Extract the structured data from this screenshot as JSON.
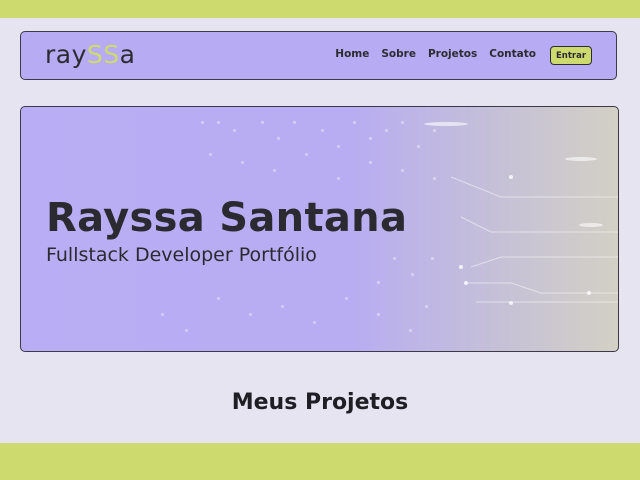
{
  "header": {
    "logo_prefix": "ray",
    "logo_accent": "SS",
    "logo_suffix": "a",
    "nav": [
      "Home",
      "Sobre",
      "Projetos",
      "Contato"
    ],
    "login_label": "Entrar"
  },
  "hero": {
    "title": "Rayssa Santana",
    "subtitle": "Fullstack Developer Portfólio"
  },
  "projects": {
    "title": "Meus Projetos"
  },
  "colors": {
    "accent": "#cddb6e",
    "primary": "#b7abf3",
    "background": "#e7e4f1",
    "text": "#2d2c33"
  }
}
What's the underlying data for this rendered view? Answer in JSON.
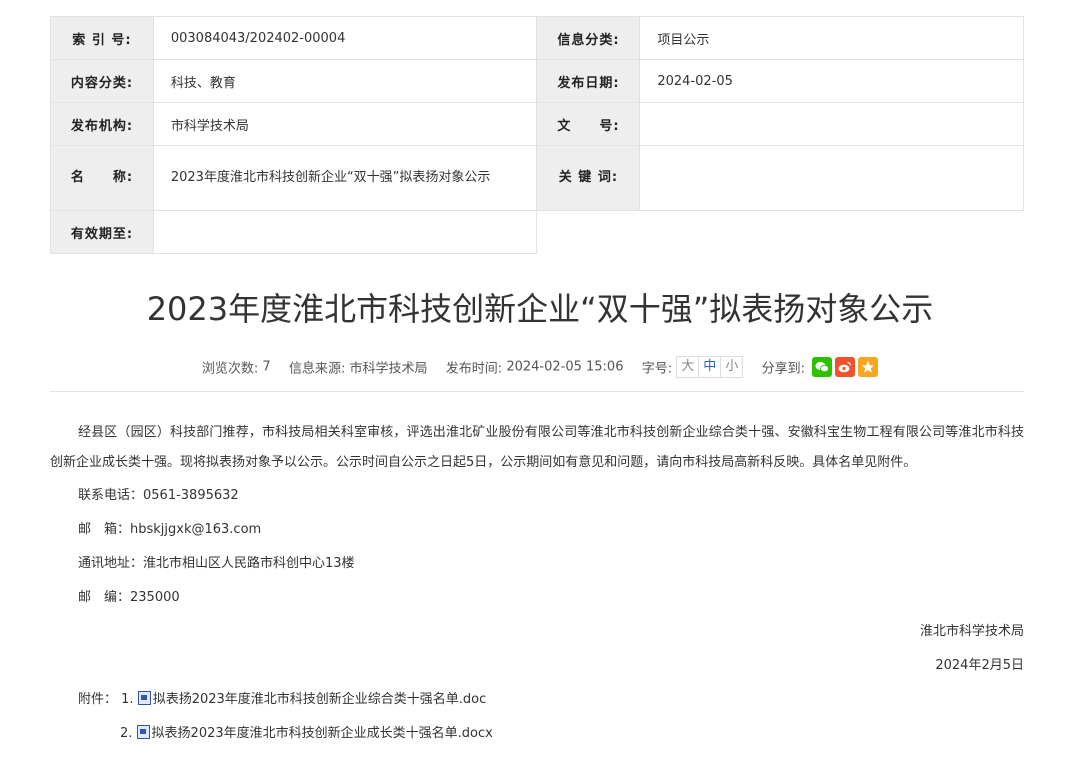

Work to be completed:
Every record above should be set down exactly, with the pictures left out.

Expected output:
Extract the structured data from this screenshot as JSON.
{
  "header": {
    "logo_prefix": "ray",
    "logo_accent": "SS",
    "logo_suffix": "a",
    "nav": [
      "Home",
      "Sobre",
      "Projetos",
      "Contato"
    ],
    "login_label": "Entrar"
  },
  "hero": {
    "title": "Rayssa Santana",
    "subtitle": "Fullstack Developer Portfólio"
  },
  "projects": {
    "title": "Meus Projetos"
  },
  "colors": {
    "accent": "#cddb6e",
    "primary": "#b7abf3",
    "background": "#e7e4f1",
    "text": "#2d2c33"
  }
}
What's the underlying data for this rendered view? Answer in JSON.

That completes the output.